First days are milestones in our lives. Everyone remembers their first day of school, first kiss, first drink, first day of a new job. I remember my first day of work vividly. I remember the way I laid out my outfit the night before. I remember what I wore: Wide leg navy Theory pants, a white silk blouse and a matching Theory blazer. I remember walking into this giant New York City office building and not knowing where to go. I remember getting off on the wrong floor and then quickly realizing that I was definitely not in the right place. I remember an older analyst greeting me at these big frosted doors and walking me through a maze of cubicles introducing me to people who’s names I wouldn’t remember for more than a minute. And I remember getting to my desk and thinking holy shit, now what do I do?
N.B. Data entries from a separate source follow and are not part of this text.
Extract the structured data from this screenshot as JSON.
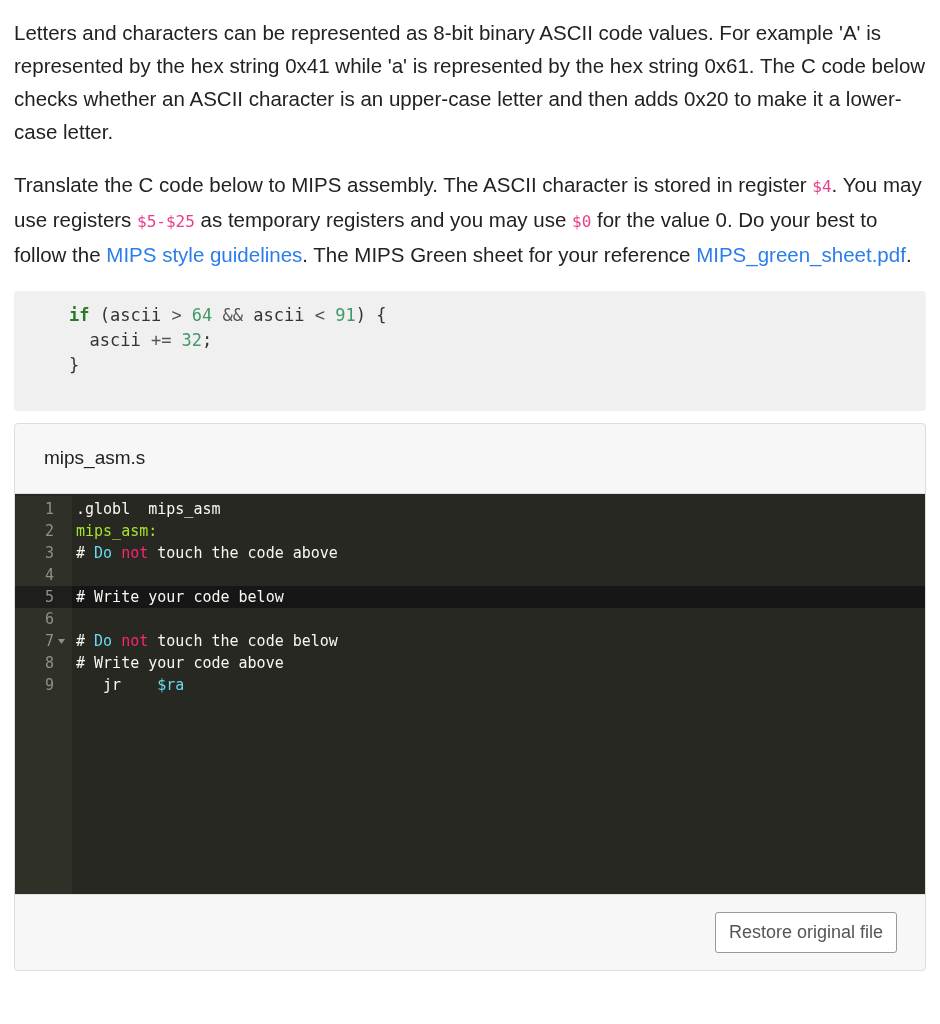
{
  "paragraphs": [
    [
      {
        "kind": "text",
        "text": "Letters and characters can be represented as 8-bit binary ASCII code values. For example 'A' is represented by the hex string 0x41 while 'a' is represented by the hex string 0x61. The C code below checks whether an ASCII character is an upper-case letter and then adds 0x20 to make it a lower-case letter."
      }
    ],
    [
      {
        "kind": "text",
        "text": "Translate the C code below to MIPS assembly. The ASCII character is stored in register "
      },
      {
        "kind": "code",
        "text": "$4"
      },
      {
        "kind": "text",
        "text": ". You may use registers "
      },
      {
        "kind": "code",
        "text": "$5-$25"
      },
      {
        "kind": "text",
        "text": " as temporary registers and you may use "
      },
      {
        "kind": "code",
        "text": "$0"
      },
      {
        "kind": "text",
        "text": " for the value 0. Do your best to follow the "
      },
      {
        "kind": "link",
        "text": "MIPS style guidelines"
      },
      {
        "kind": "text",
        "text": ". The MIPS Green sheet for your reference "
      },
      {
        "kind": "link",
        "text": "MIPS_green_sheet.pdf"
      },
      {
        "kind": "text",
        "text": "."
      }
    ]
  ],
  "c_code": [
    [
      {
        "kind": "keyword",
        "text": "if"
      },
      {
        "kind": "plain",
        "text": " (ascii "
      },
      {
        "kind": "op",
        "text": "> "
      },
      {
        "kind": "number",
        "text": "64"
      },
      {
        "kind": "op",
        "text": " && "
      },
      {
        "kind": "plain",
        "text": "ascii "
      },
      {
        "kind": "op",
        "text": "< "
      },
      {
        "kind": "number",
        "text": "91"
      },
      {
        "kind": "plain",
        "text": ") {"
      }
    ],
    [
      {
        "kind": "plain",
        "text": "  ascii "
      },
      {
        "kind": "op",
        "text": "+= "
      },
      {
        "kind": "number",
        "text": "32"
      },
      {
        "kind": "plain",
        "text": ";"
      }
    ],
    [
      {
        "kind": "plain",
        "text": "}"
      }
    ]
  ],
  "editor": {
    "filename": "mips_asm.s",
    "lines": [
      {
        "number": "1",
        "active": false,
        "foldable": false,
        "tokens": [
          {
            "kind": "plain",
            "text": ".globl  mips_asm"
          }
        ]
      },
      {
        "number": "2",
        "active": false,
        "foldable": false,
        "tokens": [
          {
            "kind": "label",
            "text": "mips_asm:"
          }
        ]
      },
      {
        "number": "3",
        "active": false,
        "foldable": false,
        "tokens": [
          {
            "kind": "plain",
            "text": "# "
          },
          {
            "kind": "blue",
            "text": "Do"
          },
          {
            "kind": "pink",
            "text": " not"
          },
          {
            "kind": "plain",
            "text": " touch the code above"
          }
        ]
      },
      {
        "number": "4",
        "active": false,
        "foldable": false
      },
      {
        "number": "5",
        "active": true,
        "foldable": false,
        "tokens": [
          {
            "kind": "plain",
            "text": "# Write your code below"
          }
        ]
      },
      {
        "number": "6",
        "active": false,
        "foldable": false
      },
      {
        "number": "7",
        "active": false,
        "foldable": true,
        "tokens": [
          {
            "kind": "plain",
            "text": "# "
          },
          {
            "kind": "blue",
            "text": "Do"
          },
          {
            "kind": "pink",
            "text": " not"
          },
          {
            "kind": "plain",
            "text": " touch the code below"
          }
        ]
      },
      {
        "number": "8",
        "active": false,
        "foldable": false,
        "tokens": [
          {
            "kind": "plain",
            "text": "# Write your code above"
          }
        ]
      },
      {
        "number": "9",
        "active": false,
        "foldable": false,
        "tokens": [
          {
            "kind": "plain",
            "text": "   jr    "
          },
          {
            "kind": "blue",
            "text": "$ra"
          }
        ]
      }
    ],
    "button": "Restore original file"
  }
}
First days require resilience. Resilience through awkwardness and uncertainty. What is more awkward than a first year analyst at a big bank having absolutely nothing to do but having to stay through the night looking busy. I can’t tell you how many times I took, and re-took, every training module sent to my inbox. I could have recited the firm’s code of conduct by heart by the end of my first day. My first day was filled with mistakes. I forgot to pick up a napkin at the cafeteria to eat my sandwich for lunch and remember wiping my hands on my chair because I was too embarrassed to ask someone for a napkin (why I was too embarrassed, I have no idea. In hindsight, that is not a weird thing to ask for at all…) I referred to people by the wrong name. I left my ID badge at my seat to go pick up a coffee and had to bang on the doors to get back in. I didn’t go to the bathroom all day because I was nervous I’d miss something at my desk. I made opinions on people. I got too close to some, and not close enough to others. I didn’t ask enough questions, and I definitely didn’t write enough down in my firm branded shiny new moleskin.
For anyone starting a new job, just ask yourself – first kisses, first days of school, first jobs – are they really any different? They are all filled with nerves, excitement, awkwardness and resilience. And guess what, you got through all of the firsts that came before this one, so you’ll get through this too. You’ll look back in the not so distant future and laugh about all of your first “mistakes” and about how all the things you didn’t know are now common sense (like for me, I quickly realized that there was a stack of napkins in a pantry just a few steps away from my desk and never had to wipe my greasy sandwich hands on my chair again!)
But… for something more tangible, if I had to offer my first day self advice after over 1,600 work days later it would be as follows:
- You do not need to wear a matching suit set every day so don’t waste your money on them now (check out my work essentials post to start, but more details to come)
- Don’t make quick opinions on people, processes or the firm too quickly
- Listen more than you speak. It will pay off. If you are anything like me (and like to speak!) this will require a lot of constraint, however, listening will make you so much smarter down the road when it is time to speak. You’ll then be armed with enough information to speak with impact rather than emotion.
- Smile and just say yes. Whether its to grab someone a coffee, take notes in a meeting, or do work for another analyst (yes, there was an analyst a year older than me who, inappropriately, dumped all of her work on me…) There will come a time to push back, but now is not that time.
- Stay positive. I know this sounds cheesy, but remember that as hard as the first days are, it does get better. You want to have the reputation at the end of the year as a positive addition to the team. The people who walk around grumpy all the time have a much tougher time defending their work at the end of the year.
- Ask questions. You have a pass to not know anything! This fades really quickly, so take advantage. Even if you think you know the answer, ask away to be certain. This will help prevent making damaging mistakes.
- Write everything down because there is no excuse for asking the same thing twice.
- Have fun. I know, I know, this is a cheesy one, but it is true. Especially your first day of work, you will likely spend more time with your colleagues than your friends, family and significant others so find ways to make the best of it. Some of my greatest friends to this day are from my analyst training class. We used to text each other from the bathroom stalls when we cried over ridiculous things that definitely didn’t always warrant a cry. We’d get drinks together after we screwed up pitch books and needed a breather, and we’d lend each other the cardigans off our shoulders when one of us discovered a mysterious stain on our blouse right before a meeting. These friendships got me through my first few years.
Shop my work essentials reboot here!